Au revoir Paris.
As always, you never seem to have enough time to properly say goodbye to a city that you love. Especially when you go on a marathon food shopping spree to somehow bring a little sliver of French cuisine back with you.
With a Saturday flight, it took careful calculation and planning to make sure that I hit all my favorite spots- but not too early in advance (for freshness' sake, of course).
The day before shopping, it was off to see Paris, je t'aime (Paris, I Love You). If you speak French, go see it. A love letter to Paris, I thought it was the perfect ending to my magical 10-month life there. It's a collage of 20 different 5-minute clips, each taking place in a different arrondissement in Paris, each filmed by a different director. I left the movie even more in love with the city than before.
Fueled by such great entertainment, it was off to shop and say goodbye to the places I loved:
- Micouleau in the 7ème: tiny tins of pure foie gras, cute cans of terrines. They have a restaurant in the back that looked promising, even though I've never eaten there before.
- La Grande Epicerie (Bon Marché): powdered veal stock (hey, I can make my own but this is for emergencies!) and Wattwiller water.
- Pierre Hermé: I confess- I went there twice in one day! The first time for Christine Ferber's amazing passion fruit, strawberry, & rhubarb jam. The second for the 7 perfect macarons and a tart for the plane ride.

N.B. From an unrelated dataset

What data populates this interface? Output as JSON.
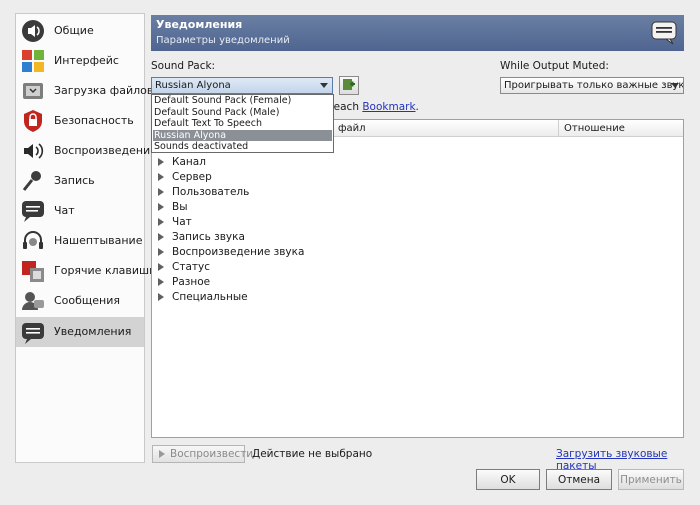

- Patrick Roger: Brazilian lime caramels and a lime bouchée as a gift. Plus a bag of dark chocolate- covered almonds for me!
- Eric Kayser: two loaves of walnut bread, one baguette Monge. The walnut bread held up well during travel, the baguette not too well.
- Le Quartier du Pain: My favorite place to grab lunch at school, I wanted to pick up a roasted pork, potato, and mustard sandwich on cheese bread for the plane ride. Unfortunately, they were out of sandwiches when I got there, so I ended up with a tartine of lardons, onions, and cheese instead. Poor me!
- Berthillon: one last taste of ice cream perfection- a scoop of Mandarin orange and a scoop of passion fruit. The Mandarin orange was divine, but I like the passion fruit gelato at Amarino better.
- Cheese shop: There's a cute shop at Metro Maubert Mutualite that vacuum seals cheese. I ended up with a crottin chavignol, a semi-aged chevre, brie de Meaux, some Manchego, and even a square of quince paste. All sealed up and ready to travel home with me!
All this shopping would make any girl hungry. I decided my last meal in Paris would be a memorable one: Le Comptoir Hôtel Relais Saint-Germain was smack dab in the middle of my shopping trail and would be the perfect farewell morsel of Paris. (Sorry, no pictures- I was there to thoroughly enjoy myself!)
I was lucky to nab a table on the sidewalk overlooking the touristy yet fun carrefour de l'Odéon. One of the chalkboard specials was a terrine aux pot a feu, and it arrived with a bright green vinaigrette drizzled on the side, and little romaine hearts sprinkled with fried garlic. Although pot a feu is traditionally a winter dish, I loved Yves Camdeborde's twist to make it summery and chilled: layered luscious meat cooked in bouillon and tender vegetables that all came together to make a refreshing starter.
There was a slight miscommunication regarding my main dish and I ended up with a pied de cochon (pig's feet) instead of the lamb I had originally wanted. I chalked it up to fate and stuck with the dish, since it was my second choice anyway. It was meat pulled off the bone then breaded and fried. Some people don't like the gelatinous texture, but I thought it was great- using unpopular parts of an animal can really showcase a chef's talents. It was served with mashed potatoes in a jus and the same little romaine hearts and fried garlic that came with my starter.
The glass of rosé I chose was divine. I usually don't like rosé's much, but this was almost amber in color- perfectly chilled and so smooth and well-rounded I stopped for a minute just to really savor how it danced on my tongue. On the hot summer day that it was, I almost ordered a second glass to extend the magic I felt sitting at the Parisian sidewalk table. But Berthillon beckoned, so I refrained myself.
The total bill was 29 Euros, a steal considering the high quality of food and wine. Unfortunately, it's difficult to get a reservation there, and I had walked past it hundreds of times without even thinking of trying to get in for dinner. But at least lunch is a no-reservation policy, and the food there is much better than the other touristy spots you will find in the area.
So my whirlwind food shopping day gave me a chance to visit all my favorite shops and bring back a little taste of Paris with me. It's been almost two weeks since I've been back in the US, and most of the foods I brought back are almost gone. I've got to slowly savor them- who knows when I'll be back?
Paris, je t'aime!
Hôtel Relais Saint-Germain
9, carrefour de l'Odéon
Tel. 01 44 22 07 97
Bistro at lunch (no reservations), 42 Euros at dinner (set menu, reservations mandatory)